== WHAT YOU HAVE TO DO ==
An exact reproduction of all the entries is what the answer must contain.

== Excerpts from an interface dataset ==
#####
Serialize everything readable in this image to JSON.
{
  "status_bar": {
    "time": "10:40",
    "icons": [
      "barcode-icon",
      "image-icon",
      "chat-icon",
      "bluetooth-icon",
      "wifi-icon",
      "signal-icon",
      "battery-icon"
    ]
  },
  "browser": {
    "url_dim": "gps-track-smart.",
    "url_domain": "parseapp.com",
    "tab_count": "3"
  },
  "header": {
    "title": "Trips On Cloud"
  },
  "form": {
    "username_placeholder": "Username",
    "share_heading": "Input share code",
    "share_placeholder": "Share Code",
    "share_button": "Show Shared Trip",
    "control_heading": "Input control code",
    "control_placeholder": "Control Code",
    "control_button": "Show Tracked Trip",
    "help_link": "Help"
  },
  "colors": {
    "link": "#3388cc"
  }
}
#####
== RESPONSE BOX ==
Serialize everything readable in this image to JSON.
{
  "status_bar": {
    "time": "10:40",
    "icons": [
      "barcode-icon",
      "image-icon",
      "chat-icon",
      "bluetooth-icon",
      "wifi-icon",
      "signal-icon",
      "battery-icon"
    ]
  },
  "browser": {
    "url_dim": "gps-track-smart.",
    "url_domain": "parseapp.com",
    "tab_count": "3"
  },
  "header": {
    "title": "Trips On Cloud"
  },
  "form": {
    "username_placeholder": "Username",
    "share_heading": "Input share code",
    "share_placeholder": "Share Code",
    "share_button": "Show Shared Trip",
    "control_heading": "Input control code",
    "control_placeholder": "Control Code",
    "control_button": "Show Tracked Trip",
    "help_link": "Help"
  },
  "colors": {
    "link": "#3388cc"
  }
}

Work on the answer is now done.